CD20 / MS4A1 (B-Cell Marker) Antibody - Culture Supernatant
Mouse Monoclonal Antibody [Clone SPM494 ]
|Application ||IHC, IF, FC|
|Other Accession||931, 712553|
|Reactivity||Human, Monkey, Baboon|
|Isotype||Mouse / IgG2a, kappa|
|Other Names||B-lymphocyte antigen CD20, B-lymphocyte surface antigen B1, Bp35, Leukocyte surface antigen Leu-16, Membrane-spanning 4-domains subfamily A member 1, CD20, MS4A1, CD20|
|Storage||Store at 2 to 8°C.Antibody is stable for 24 months.|
|Precautions||CD20 / MS4A1 (B-Cell Marker) Antibody - Culture Supernatant is for research use only and not for use in diagnostic or therapeutic procedures.|
|Function||This protein may be involved in the regulation of B-cell activation and proliferation.|
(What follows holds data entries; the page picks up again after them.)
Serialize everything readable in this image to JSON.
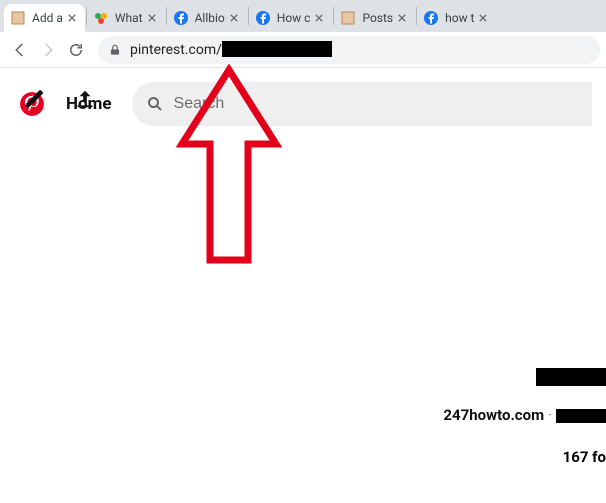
{
  "browser": {
    "tabs": [
      {
        "title": "Add a",
        "icon": "generic"
      },
      {
        "title": "What",
        "icon": "multi"
      },
      {
        "title": "Allbio",
        "icon": "facebook"
      },
      {
        "title": "How c",
        "icon": "facebook"
      },
      {
        "title": "Posts",
        "icon": "generic"
      },
      {
        "title": "how t",
        "icon": "facebook"
      }
    ],
    "url_host": "pinterest.com/"
  },
  "pinterest": {
    "home_label": "Home",
    "search_placeholder": "Search",
    "profile_site": "247howto.com",
    "followers_label": "167 fo"
  }
}
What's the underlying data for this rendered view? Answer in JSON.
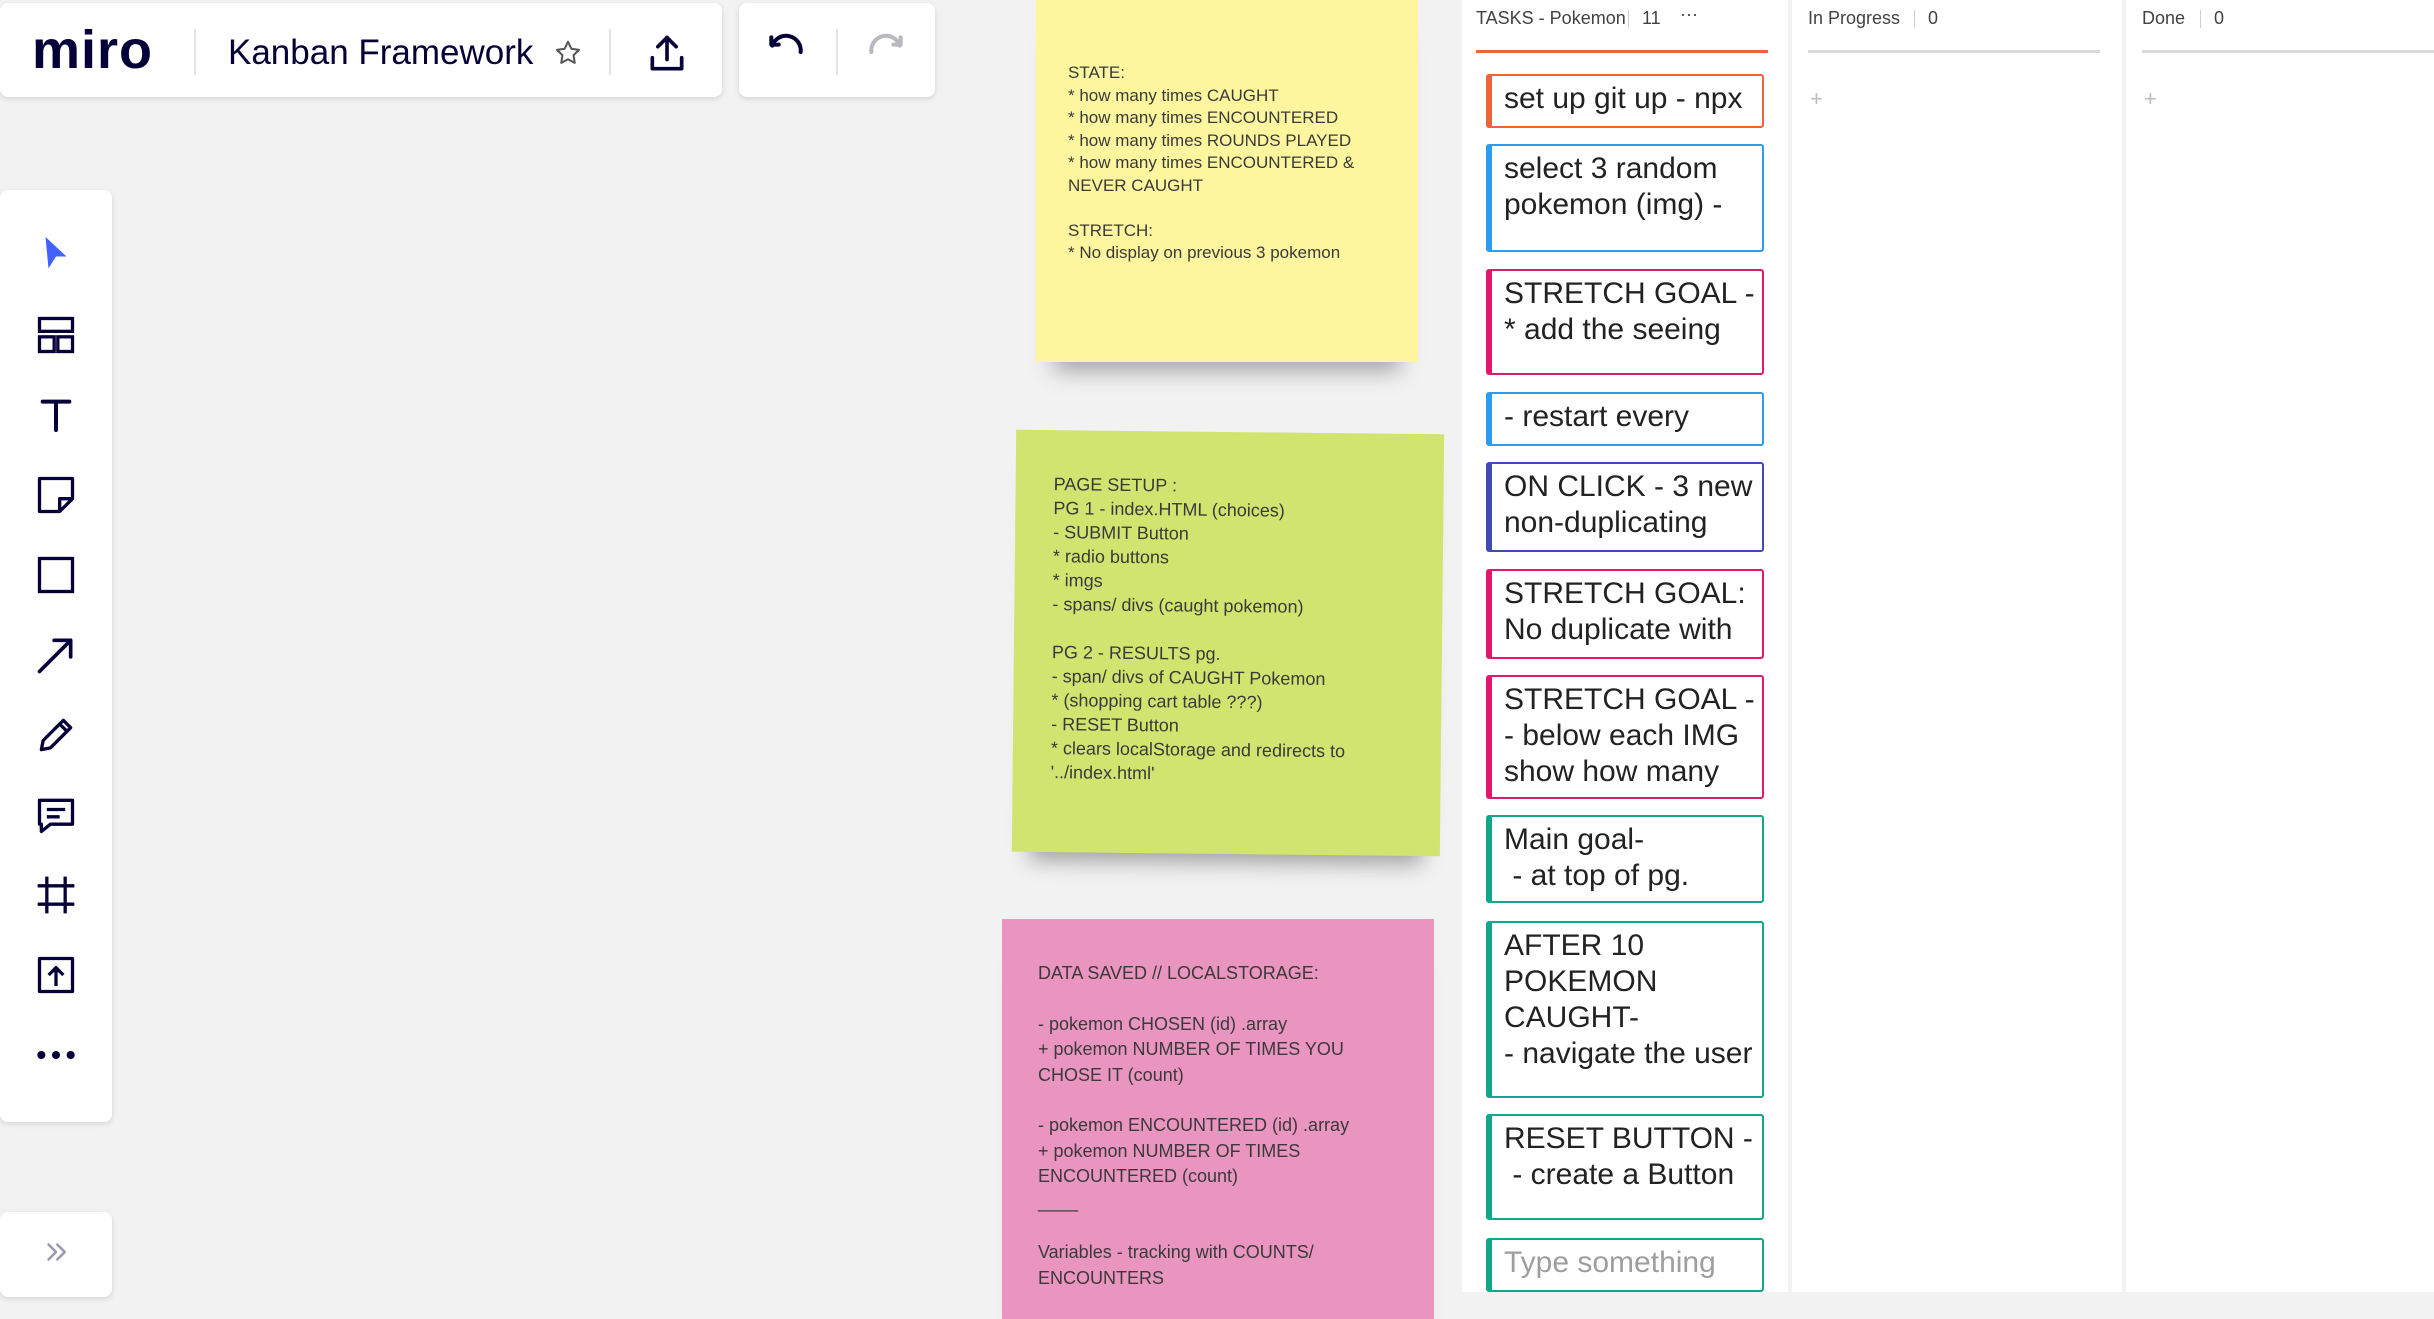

|Cellular Location||Cell membrane; Multi-pass membrane protein. Cell membrane; Lipid-anchor|
|Tissue Location||Expressed on B-cells.|
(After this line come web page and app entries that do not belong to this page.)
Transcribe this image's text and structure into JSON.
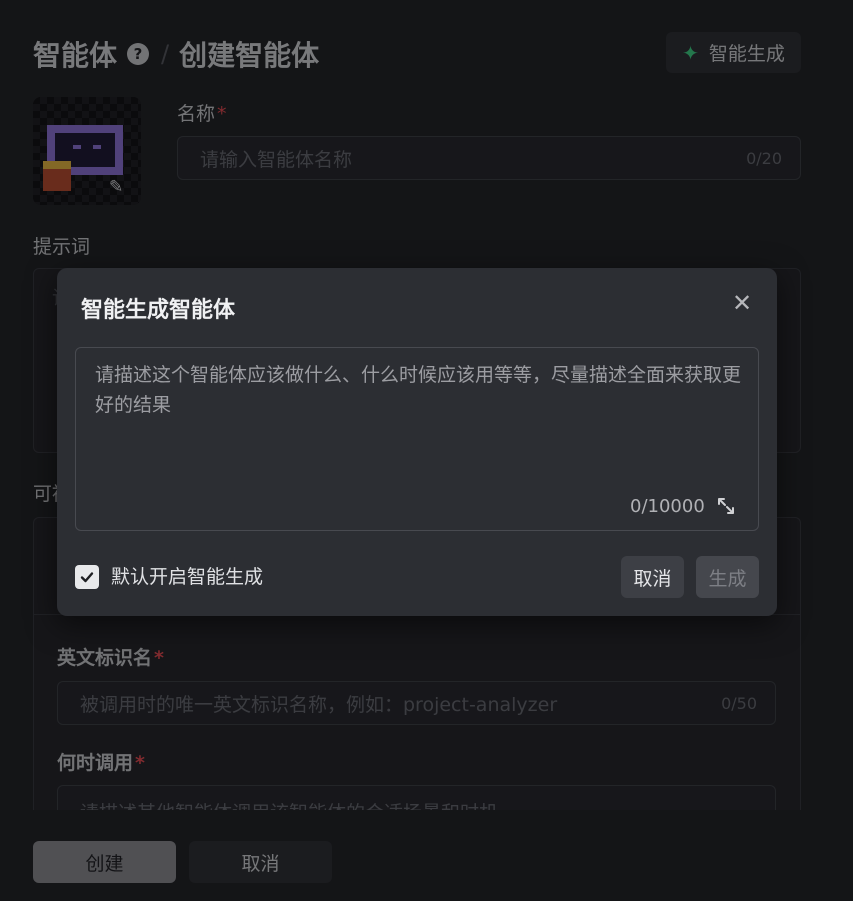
{
  "header": {
    "breadcrumb_root": "智能体",
    "help_icon": "question-circle-icon",
    "separator": "/",
    "breadcrumb_current": "创建智能体",
    "ai_generate_label": "智能生成",
    "ai_generate_icon": "sparkle-icon"
  },
  "form": {
    "name_label": "名称",
    "name_placeholder": "请输入智能体名称",
    "name_count": "0/20",
    "prompt_label": "提示词",
    "prompt_placeholder_fragment": "请",
    "section_label_fragment": "可被",
    "english_id_label": "英文标识名",
    "english_id_placeholder": "被调用时的唯一英文标识名称，例如：project-analyzer",
    "english_id_count": "0/50",
    "when_to_call_label": "何时调用",
    "when_to_call_placeholder": "请描述其他智能体调用该智能体的合适场景和时机",
    "required_mark": "*"
  },
  "footer": {
    "create_label": "创建",
    "cancel_label": "取消"
  },
  "modal": {
    "title": "智能生成智能体",
    "textarea_placeholder": "请描述这个智能体应该做什么、什么时候应该用等等，尽量描述全面来获取更好的结果",
    "textarea_count": "0/10000",
    "checkbox_label": "默认开启智能生成",
    "checkbox_checked": true,
    "cancel_label": "取消",
    "generate_label": "生成"
  },
  "colors": {
    "background": "#1e1f22",
    "modal_bg": "#2c2e33",
    "accent_green": "#3bd181",
    "required_red": "#e5484d"
  }
}
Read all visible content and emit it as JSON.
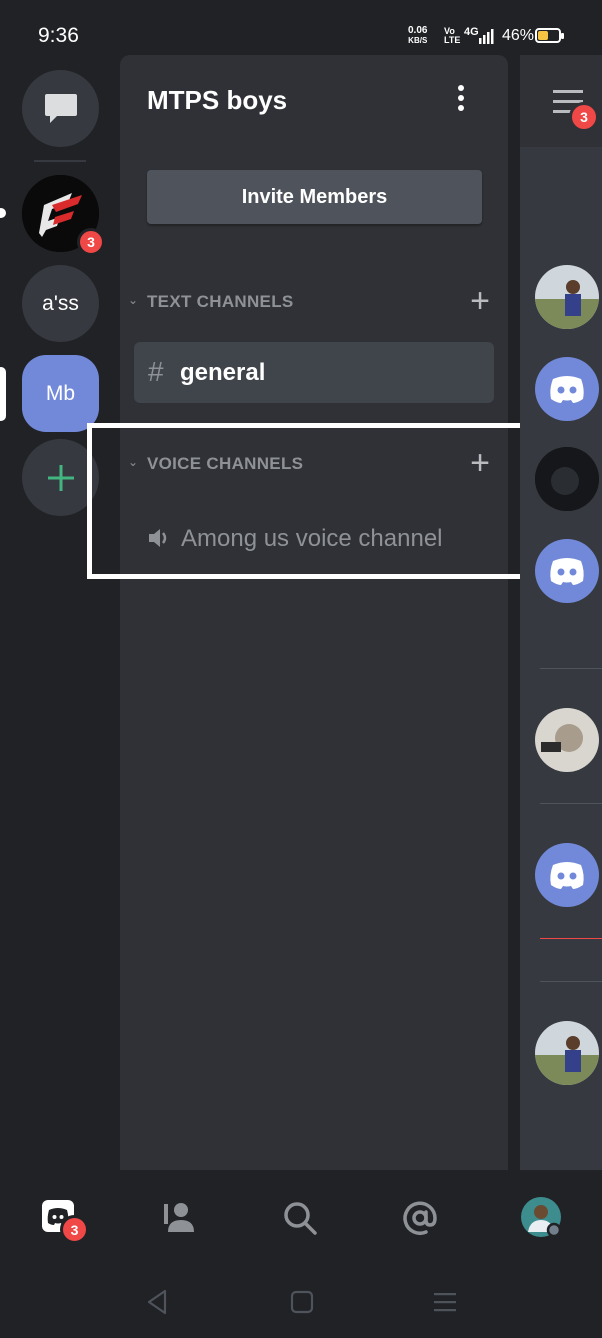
{
  "status_bar": {
    "time": "9:36",
    "net_speed": "0.06",
    "net_unit": "KB/S",
    "volte_top": "Vo",
    "volte_bottom": "LTE",
    "signal": "4G",
    "battery": "46%"
  },
  "server_rail": {
    "dm_icon": "chat-bubble-icon",
    "servers": [
      {
        "name": "F",
        "badge": "3"
      },
      {
        "name": "a'ss"
      },
      {
        "name": "Mb",
        "selected": true
      }
    ],
    "add_icon": "plus-icon"
  },
  "channel_panel": {
    "guild_name": "MTPS boys",
    "invite_label": "Invite Members",
    "text_category": "TEXT CHANNELS",
    "text_channels": [
      {
        "name": "general",
        "icon": "hash-icon"
      }
    ],
    "voice_category": "VOICE CHANNELS",
    "voice_channels": [
      {
        "name": "Among us voice channel",
        "icon": "speaker-icon"
      }
    ]
  },
  "members_panel": {
    "badge": "3"
  },
  "bottom_nav": {
    "home_badge": "3"
  },
  "colors": {
    "background": "#202225",
    "panel": "#2f3136",
    "accent": "#7289da",
    "danger": "#f04747",
    "online": "#43b581"
  }
}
email@example.com, and receive a free "I Love Antibodies" mug.
Provided below are standard protocols that you may find useful for product applications.
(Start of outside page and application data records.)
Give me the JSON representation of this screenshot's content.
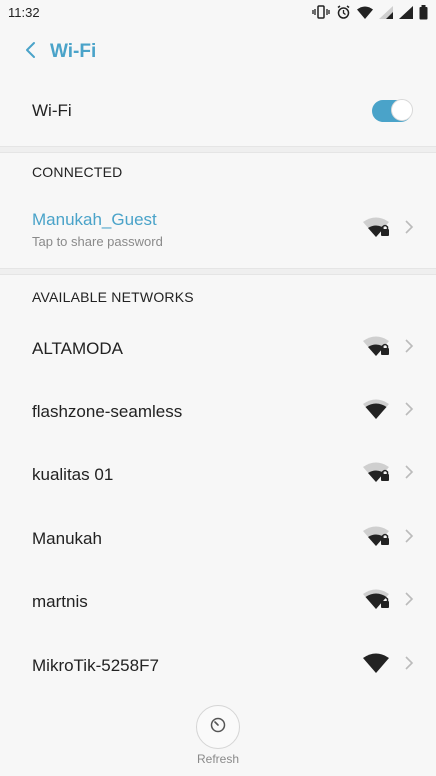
{
  "status_bar": {
    "time": "11:32"
  },
  "header": {
    "title": "Wi-Fi"
  },
  "wifi_toggle": {
    "label": "Wi-Fi",
    "state": "on"
  },
  "connected": {
    "section_title": "CONNECTED",
    "network": {
      "name": "Manukah_Guest",
      "subtitle": "Tap to share password",
      "secured": true
    }
  },
  "available": {
    "section_title": "AVAILABLE NETWORKS",
    "networks": [
      {
        "name": "ALTAMODA",
        "secured": true,
        "signal": "medium"
      },
      {
        "name": "flashzone-seamless",
        "secured": false,
        "signal": "strong"
      },
      {
        "name": "kualitas 01",
        "secured": true,
        "signal": "medium"
      },
      {
        "name": "Manukah",
        "secured": true,
        "signal": "medium"
      },
      {
        "name": "martnis",
        "secured": true,
        "signal": "strong"
      },
      {
        "name": "MikroTik-5258F7",
        "secured": false,
        "signal": "full"
      }
    ]
  },
  "refresh": {
    "label": "Refresh"
  },
  "colors": {
    "accent": "#4aa3c9",
    "icon": "#222222",
    "muted": "#cccccc"
  }
}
Recognizes a protein of 30-33kDa, which is identified as CD20. Its epitope is located in the cytoplasmic domain of CD20 and was, therefore, ascribed as CD20cy in the 5th Workshop. CD20 is a non-Ig differentiation antigen of B-cells and its expression is restricted to normal and neoplastic B-cells, being absent from all other leukocytes and tissues. CD20 is expressed by pre B-cells and persists during all stages of B-cell maturation but is lost upon terminal differentiation into plasma cells. This MAb can be used for immunophenotyping of leukemia and malignant cells, B lymphocyte detection in peripheral blood and B cell localization in tissues. It reacts with the majority of B-cells present in peripheral blood and lymphoid tissues and their derived lymphomas. In lymphoid tissue, germinal center blasts and B-immunoblasts are particularly reactive. It is a reliable antibody for ascribing a B-cell phenotype in known lymphoid tissues. Rarely, CD20-positive T-cell lymphomas have been reported. Reactivity has also been noted with Reed-Sternberg cells in cases of Hodgkin s disease, particularly of lymphocyte predominant type.
Schlossman, S., et al., eds. 1995. Leucocyte Typing V. New York: Oxford University Press. |
If you have any additional inquiries please email technical services at firstname.lastname@example.org.